§ The problem
The entries follow. Copy every line in which "text" appears.

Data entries
=== Begin Enclosure ===

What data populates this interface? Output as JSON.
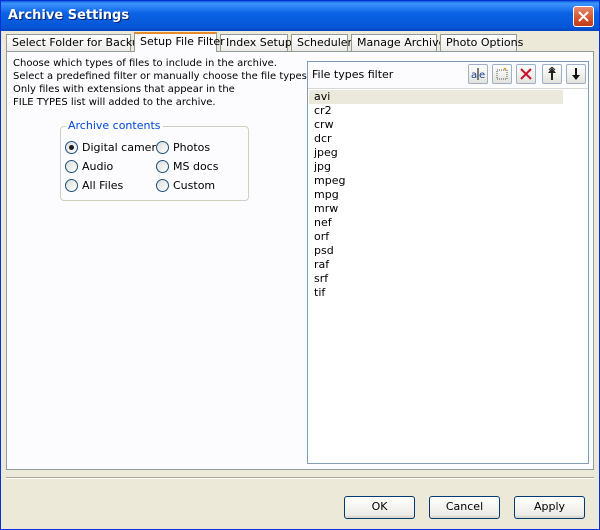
{
  "window": {
    "title": "Archive Settings"
  },
  "tabs": [
    {
      "label": "Select Folder for Backup"
    },
    {
      "label": "Setup File Filter"
    },
    {
      "label": "Index Setup"
    },
    {
      "label": "Scheduler"
    },
    {
      "label": "Manage Archive"
    },
    {
      "label": "Photo Options"
    }
  ],
  "active_tab": "Setup File Filter",
  "description": [
    "Choose which types of files to include in the archive.",
    "Select a predefined filter or manually choose the file types.",
    "Only files with extensions that appear in the",
    "FILE TYPES list will added to the archive."
  ],
  "archive_contents": {
    "legend": "Archive contents",
    "options": [
      {
        "label": "Digital camera",
        "checked": true
      },
      {
        "label": "Photos",
        "checked": false
      },
      {
        "label": "Audio",
        "checked": false
      },
      {
        "label": "MS docs",
        "checked": false
      },
      {
        "label": "All Files",
        "checked": false
      },
      {
        "label": "Custom",
        "checked": false
      }
    ]
  },
  "file_types": {
    "header": "File types filter",
    "toolbar": [
      "rename-icon",
      "new-item-icon",
      "delete-icon",
      "move-up-icon",
      "move-down-icon"
    ],
    "items": [
      "avi",
      "cr2",
      "crw",
      "dcr",
      "jpeg",
      "jpg",
      "mpeg",
      "mpg",
      "mrw",
      "nef",
      "orf",
      "psd",
      "raf",
      "srf",
      "tif"
    ],
    "selected": "avi"
  },
  "buttons": {
    "ok": "OK",
    "cancel": "Cancel",
    "apply": "Apply"
  },
  "colors": {
    "titlebar": "#0555d6",
    "close": "#d4532e",
    "active_tab_accent": "#e68b2c",
    "legend": "#0046d5"
  }
}
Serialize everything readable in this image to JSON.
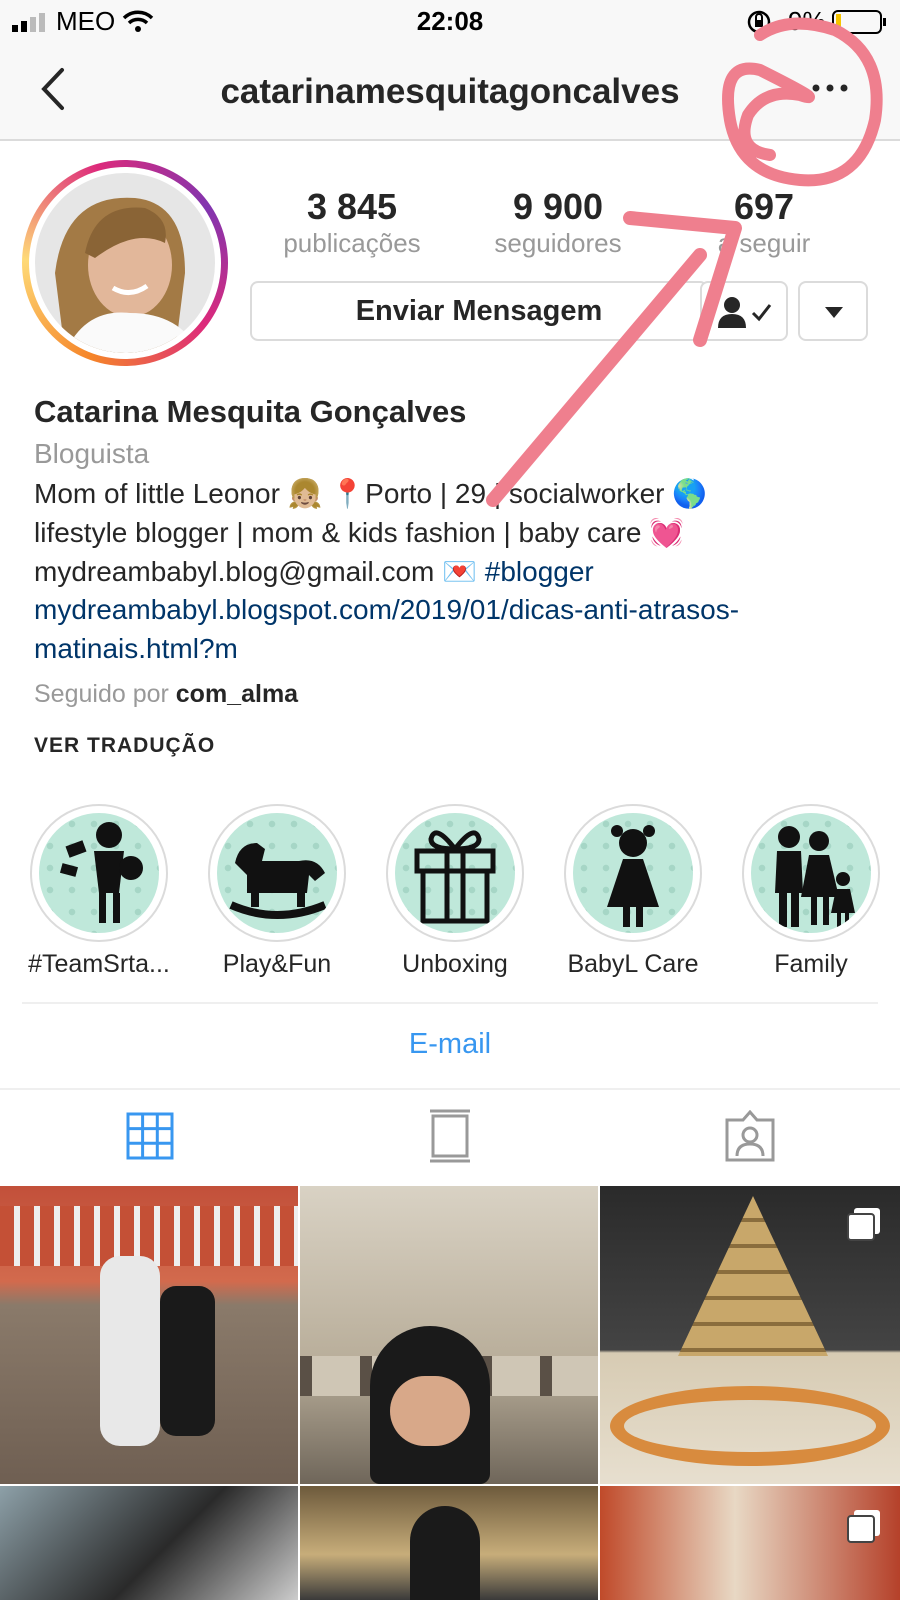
{
  "status_bar": {
    "carrier": "MEO",
    "time": "22:08",
    "battery": "9%"
  },
  "nav": {
    "username": "catarinamesquitagoncalves"
  },
  "profile": {
    "stats": [
      {
        "value": "3 845",
        "label": "publicações"
      },
      {
        "value": "9 900",
        "label": "seguidores"
      },
      {
        "value": "697",
        "label": "a seguir"
      }
    ],
    "message_button": "Enviar Mensagem",
    "name": "Catarina Mesquita Gonçalves",
    "category": "Bloguista",
    "bio_line1": "Mom of little Leonor 👧🏼 📍Porto | 29 | socialworker 🌎",
    "bio_line2": "lifestyle blogger | mom & kids fashion | baby care 💓",
    "bio_line3_email": "mydreambabyl.blog@gmail.com 💌 ",
    "bio_line3_tag": "#blogger",
    "website_line1": "mydreambabyl.blogspot.com/2019/01/dicas-anti-atrasos-",
    "website_line2": "matinais.html?m",
    "followed_prefix": "Seguido por ",
    "followed_user": "com_alma",
    "translate": "VER TRADUÇÃO"
  },
  "highlights": [
    {
      "label": "#TeamSrta...",
      "icon": "dancing-girl-icon"
    },
    {
      "label": "Play&Fun",
      "icon": "rocking-horse-icon"
    },
    {
      "label": "Unboxing",
      "icon": "gift-icon"
    },
    {
      "label": "BabyL Care",
      "icon": "girl-icon"
    },
    {
      "label": "Family",
      "icon": "family-icon"
    }
  ],
  "contact": {
    "email_label": "E-mail"
  },
  "tabs": [
    "grid-icon",
    "feed-icon",
    "tagged-icon"
  ],
  "colors": {
    "accent": "#3897f0",
    "annotation": "#ef7f8e",
    "link": "#003569"
  }
}
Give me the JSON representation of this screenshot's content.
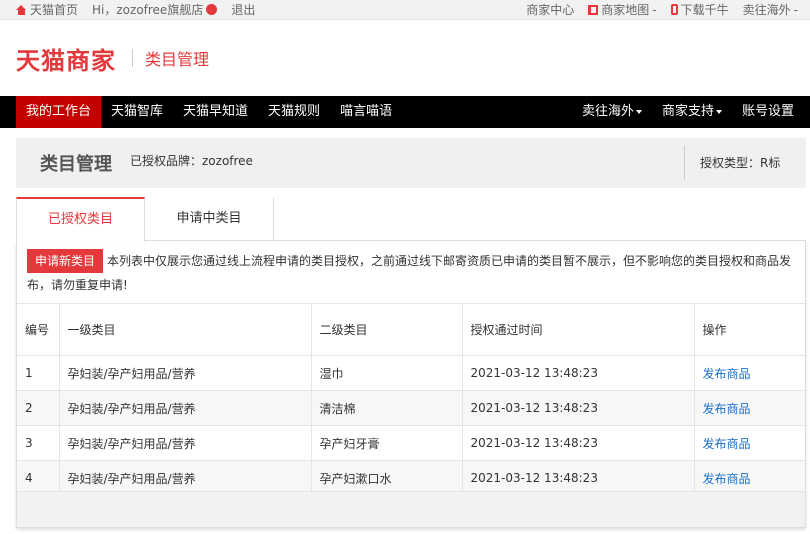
{
  "topbar": {
    "home": "天猫首页",
    "greeting": "Hi，zozofree旗舰店",
    "logout": "退出",
    "merchant_center": "商家中心",
    "sitemap": "商家地图",
    "download": "下载千牛",
    "sell_overseas": "卖往海外"
  },
  "header": {
    "logo": "天猫商家",
    "subtitle": "类目管理"
  },
  "nav": {
    "left": [
      "我的工作台",
      "天猫智库",
      "天猫早知道",
      "天猫规则",
      "喵言喵语"
    ],
    "right": [
      {
        "label": "卖往海外",
        "dropdown": true
      },
      {
        "label": "商家支持",
        "dropdown": true
      },
      {
        "label": "账号设置",
        "dropdown": false
      }
    ]
  },
  "title_panel": {
    "title": "类目管理",
    "brand": "已授权品牌：zozofree",
    "auth_type": "授权类型：R标"
  },
  "tabs": [
    "已授权类目",
    "申请中类目"
  ],
  "notice": {
    "button": "申请新类目",
    "text": "本列表中仅展示您通过线上流程申请的类目授权，之前通过线下邮寄资质已申请的类目暂不展示，但不影响您的类目授权和商品发布，请勿重复申请!"
  },
  "table": {
    "headers": [
      "编号",
      "一级类目",
      "二级类目",
      "授权通过时间",
      "操作"
    ],
    "rows": [
      {
        "num": "1",
        "l1": "孕妇装/孕产妇用品/营养",
        "l2": "湿巾",
        "time": "2021-03-12 13:48:23",
        "action": "发布商品"
      },
      {
        "num": "2",
        "l1": "孕妇装/孕产妇用品/营养",
        "l2": "清洁棉",
        "time": "2021-03-12 13:48:23",
        "action": "发布商品"
      },
      {
        "num": "3",
        "l1": "孕妇装/孕产妇用品/营养",
        "l2": "孕产妇牙膏",
        "time": "2021-03-12 13:48:23",
        "action": "发布商品"
      },
      {
        "num": "4",
        "l1": "孕妇装/孕产妇用品/营养",
        "l2": "孕产妇漱口水",
        "time": "2021-03-12 13:48:23",
        "action": "发布商品"
      }
    ]
  },
  "colors": {
    "brand_red": "#e4393c",
    "nav_active": "#c40000",
    "link_blue": "#1a6fc9"
  }
}
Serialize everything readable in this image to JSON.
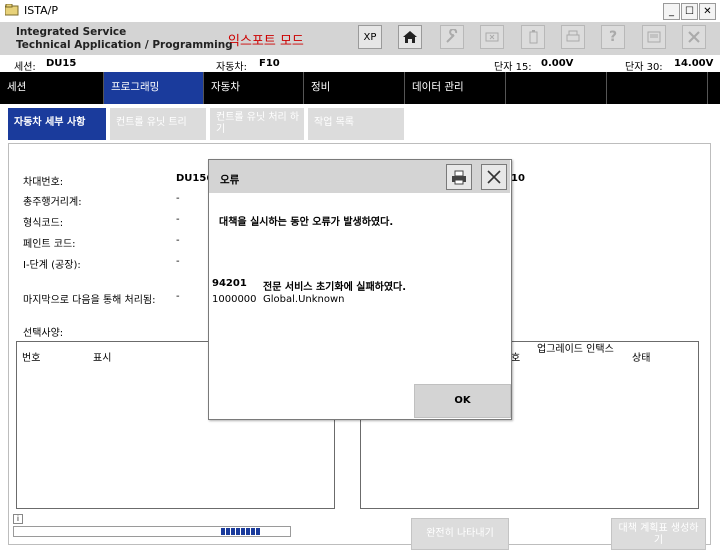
{
  "window": {
    "title": "ISTA/P"
  },
  "header": {
    "line1": "Integrated Service",
    "line2": "Technical Application / Programming",
    "mode": "익스포트 모드",
    "xp_label": "XP"
  },
  "status": {
    "session_label": "세션:",
    "session_value": "DU15",
    "vehicle_label": "자동차:",
    "vehicle_value": "F10",
    "t15_label": "단자 15:",
    "t15_value": "0.00V",
    "t30_label": "단자 30:",
    "t30_value": "14.00V"
  },
  "nav": {
    "items": [
      {
        "label": "세션"
      },
      {
        "label": "프로그래밍"
      },
      {
        "label": "자동차"
      },
      {
        "label": "정비"
      },
      {
        "label": "데이터 관리"
      }
    ]
  },
  "subtabs": [
    {
      "label": "자동차 세부 사항"
    },
    {
      "label": "컨트롤 유닛 트리"
    },
    {
      "label": "컨트롤 유닛 처리 하기"
    },
    {
      "label": "작업 목록"
    }
  ],
  "details": {
    "chassis_label": "차대번호:",
    "chassis_value": "DU156",
    "mileage_label": "총주행거리계:",
    "mileage_value": "-",
    "type_label": "형식코드:",
    "type_value": "-",
    "paint_label": "페인트 코드:",
    "paint_value": "-",
    "istage_label": "I-단계 (공장):",
    "istage_value": "-",
    "last_label": "마지막으로 다음을 통해 처리됨:",
    "last_value": "-",
    "right_value": "10",
    "options_label": "선택사양:"
  },
  "left_table": {
    "col_no": "번호",
    "col_display": "표시"
  },
  "right_table": {
    "col_no": "호",
    "col_upgrade": "업그레이드 인택스",
    "col_status": "상태"
  },
  "bottom": {
    "show_all": "완전히 나타내기",
    "plan_button": "대책 계획표 생성하기",
    "info_label": "i",
    "progress_blocks": 8
  },
  "dialog": {
    "title": "오류",
    "message": "대책을 실시하는 동안 오류가 발생하였다.",
    "errors": [
      {
        "code": "94201",
        "text": "전문 서비스 초기화에 실패하였다."
      },
      {
        "code": "1000000",
        "text": "Global.Unknown"
      }
    ],
    "ok_label": "OK"
  }
}
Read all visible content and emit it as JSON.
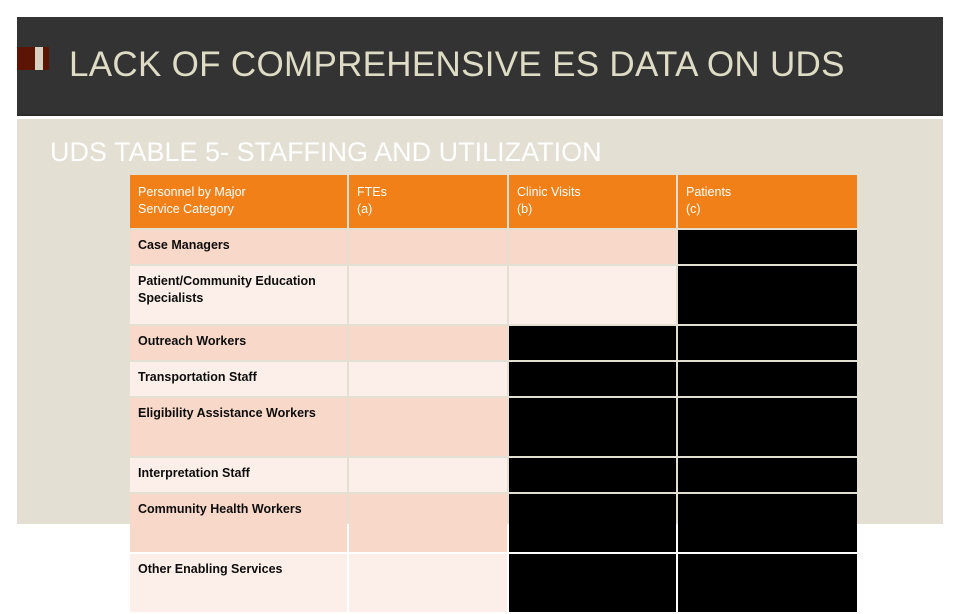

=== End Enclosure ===

§ Reply
    "text": "本列表中仅展示您通过线上流程申请的类目授权，之前通过线下邮寄资质已申请的类目暂不展示，但不影响您的类目授权和商品发布，请勿重复申请!"
        "text": "전문 서비스 초기화에 실패하였다."
        "text": "Global.Unknown"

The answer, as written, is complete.